I have half a dozen rolls I need to process, but I chose to use a roll from testing the £1 eBay camera. I shot the whole roll in less than 12 hours so I wasn’t too worried about losing anything good if things went wrong. I can process up to 5 rolls at a time in my tank, but I figured I’d do one at a time to begin with; in case I screwed things up. I followed the procedure as best as I could, and paid close attention to the temperature of the chemicals. I was pretty apprehensive about doing it for the first time, but aside from not accounting for how long it would take to pour the chemicals in and out of the tank it went fairly smoothly. It was way easier than I’d imagined.

When I’d finished, I opened the developing tank for the first time and marvelled at what I had created. In the imaginary movie of my life, this scene cuts to flickering black and white and I cackle an evil laugh whilst lightening strikes. I am Dr Frankenstein and the negatives are my monster.

Seriously though, I like to think of myself as a pretty rational person (I’m an engineer by day, it comes with the territory) but I was instantly won over by the process. Before I opened that tank, I just saw developing my own film as a means to an end. A necessary evil to get the look I wanted.

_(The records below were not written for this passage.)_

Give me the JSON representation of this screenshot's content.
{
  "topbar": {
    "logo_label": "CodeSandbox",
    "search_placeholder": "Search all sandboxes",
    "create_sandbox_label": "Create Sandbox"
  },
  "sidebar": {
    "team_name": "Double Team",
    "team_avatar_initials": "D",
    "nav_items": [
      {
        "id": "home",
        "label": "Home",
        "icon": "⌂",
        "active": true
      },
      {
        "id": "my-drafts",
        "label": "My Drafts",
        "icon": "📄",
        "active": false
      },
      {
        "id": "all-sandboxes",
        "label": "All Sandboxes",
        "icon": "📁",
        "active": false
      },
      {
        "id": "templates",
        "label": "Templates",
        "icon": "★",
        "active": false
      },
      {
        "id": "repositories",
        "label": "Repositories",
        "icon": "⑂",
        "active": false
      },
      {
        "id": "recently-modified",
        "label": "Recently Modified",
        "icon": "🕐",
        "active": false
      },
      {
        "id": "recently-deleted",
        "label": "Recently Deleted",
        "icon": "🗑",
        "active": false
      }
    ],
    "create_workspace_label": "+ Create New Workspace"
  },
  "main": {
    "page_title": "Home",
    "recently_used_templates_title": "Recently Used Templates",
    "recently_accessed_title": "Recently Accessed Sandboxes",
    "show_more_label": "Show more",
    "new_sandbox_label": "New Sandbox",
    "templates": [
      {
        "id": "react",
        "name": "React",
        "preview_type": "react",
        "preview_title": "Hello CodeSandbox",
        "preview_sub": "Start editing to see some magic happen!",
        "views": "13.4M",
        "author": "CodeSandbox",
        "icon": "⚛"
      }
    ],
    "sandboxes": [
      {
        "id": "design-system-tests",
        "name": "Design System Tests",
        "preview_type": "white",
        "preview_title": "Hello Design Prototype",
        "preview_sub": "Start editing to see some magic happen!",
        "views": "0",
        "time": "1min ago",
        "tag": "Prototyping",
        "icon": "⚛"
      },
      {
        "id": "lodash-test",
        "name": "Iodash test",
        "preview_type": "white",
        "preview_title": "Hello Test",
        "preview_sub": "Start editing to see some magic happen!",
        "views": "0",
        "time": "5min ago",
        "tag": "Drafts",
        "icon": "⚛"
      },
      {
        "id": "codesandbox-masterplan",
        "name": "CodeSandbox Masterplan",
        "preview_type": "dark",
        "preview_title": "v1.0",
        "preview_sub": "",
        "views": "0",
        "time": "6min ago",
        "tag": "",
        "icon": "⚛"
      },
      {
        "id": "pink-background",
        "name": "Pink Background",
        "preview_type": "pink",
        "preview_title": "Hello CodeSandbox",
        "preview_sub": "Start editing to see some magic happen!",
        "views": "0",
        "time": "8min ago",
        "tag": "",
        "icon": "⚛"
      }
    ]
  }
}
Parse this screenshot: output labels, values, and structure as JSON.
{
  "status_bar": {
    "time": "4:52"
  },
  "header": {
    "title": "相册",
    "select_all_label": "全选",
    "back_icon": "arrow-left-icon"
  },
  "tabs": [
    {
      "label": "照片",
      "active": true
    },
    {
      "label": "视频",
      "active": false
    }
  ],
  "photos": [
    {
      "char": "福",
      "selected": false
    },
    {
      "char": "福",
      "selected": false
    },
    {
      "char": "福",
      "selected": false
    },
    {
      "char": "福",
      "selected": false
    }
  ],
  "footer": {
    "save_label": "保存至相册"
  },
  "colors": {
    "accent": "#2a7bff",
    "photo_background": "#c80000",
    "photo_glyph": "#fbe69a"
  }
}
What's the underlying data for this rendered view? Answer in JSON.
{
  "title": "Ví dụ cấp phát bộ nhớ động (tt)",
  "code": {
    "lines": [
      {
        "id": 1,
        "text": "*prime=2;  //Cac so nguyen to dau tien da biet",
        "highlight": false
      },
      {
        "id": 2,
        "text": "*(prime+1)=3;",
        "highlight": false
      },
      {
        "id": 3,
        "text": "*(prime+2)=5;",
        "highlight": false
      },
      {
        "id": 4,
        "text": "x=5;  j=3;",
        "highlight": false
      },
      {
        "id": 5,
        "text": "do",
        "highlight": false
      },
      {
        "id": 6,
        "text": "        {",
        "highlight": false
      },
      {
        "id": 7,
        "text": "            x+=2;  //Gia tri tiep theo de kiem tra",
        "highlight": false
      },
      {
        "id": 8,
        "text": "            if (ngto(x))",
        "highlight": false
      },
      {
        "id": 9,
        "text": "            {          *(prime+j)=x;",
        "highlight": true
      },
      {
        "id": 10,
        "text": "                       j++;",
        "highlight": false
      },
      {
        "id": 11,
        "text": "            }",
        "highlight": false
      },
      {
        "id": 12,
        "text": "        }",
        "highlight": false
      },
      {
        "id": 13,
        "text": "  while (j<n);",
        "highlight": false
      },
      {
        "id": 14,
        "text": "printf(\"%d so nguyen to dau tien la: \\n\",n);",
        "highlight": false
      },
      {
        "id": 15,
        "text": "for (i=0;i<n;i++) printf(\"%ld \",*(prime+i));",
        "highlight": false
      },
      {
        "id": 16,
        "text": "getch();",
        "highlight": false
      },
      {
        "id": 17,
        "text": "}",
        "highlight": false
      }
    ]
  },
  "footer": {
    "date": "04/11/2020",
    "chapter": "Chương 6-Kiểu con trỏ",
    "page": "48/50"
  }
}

I totally didn’t expect it, but as I pulled the negatives from the reel and hung them up, something just felt right about the whole thing. I was kind of blindsided by it if I’m honest. I didn’t think I would care. It felt so personal doing it all myself from start to finish. Creating pictures with nothing but my own hands and a few bottles of chemicals was so much more rewarding than handing a roll of film over the counter, or sitting in front of a computer post-processing digital images. It felt much more tangible and real.

The negatives look pretty good. I was kind of expecting a calamity on my first attempt but I’m pleasantly surprised. About two-thirds of them are nice and dense, the other third look underexposed – but I kind of expected that since the camera I used is basically one step above a disposable and by hacking the DX code I encouraged underexposure. I’ve just hung up the roll on the shower rail to dry before I scan it. I seriously cannot wait to look at the results. It’s taking all of my willpower to not break out my fiancee’s hair dryer to dry them off faster. 

Developing your own film is a magical experience and I’d recommend it to anyone. I’m already hooked. Now please excuse me while I go and list all my digital cameras on eBay.

The Next Day: After scanning the negs from the AF101R it was pretty plain to see the camera is borked. Weird colours and the focus leaves a lot to be desired. Oh well, I’ll chalk that one up to experience – it only cost £1. Maybe I’ll sell it to a lomography fan. The main thing is that I know it wasn’t my developing (a roll of Vista 200 pushed to 400 from an MJU-ii came out fine using the same method).




Matthew Martin

Thanks for sharing your experience with us, Matthew. It sounds like you had a lot of fun trying this out.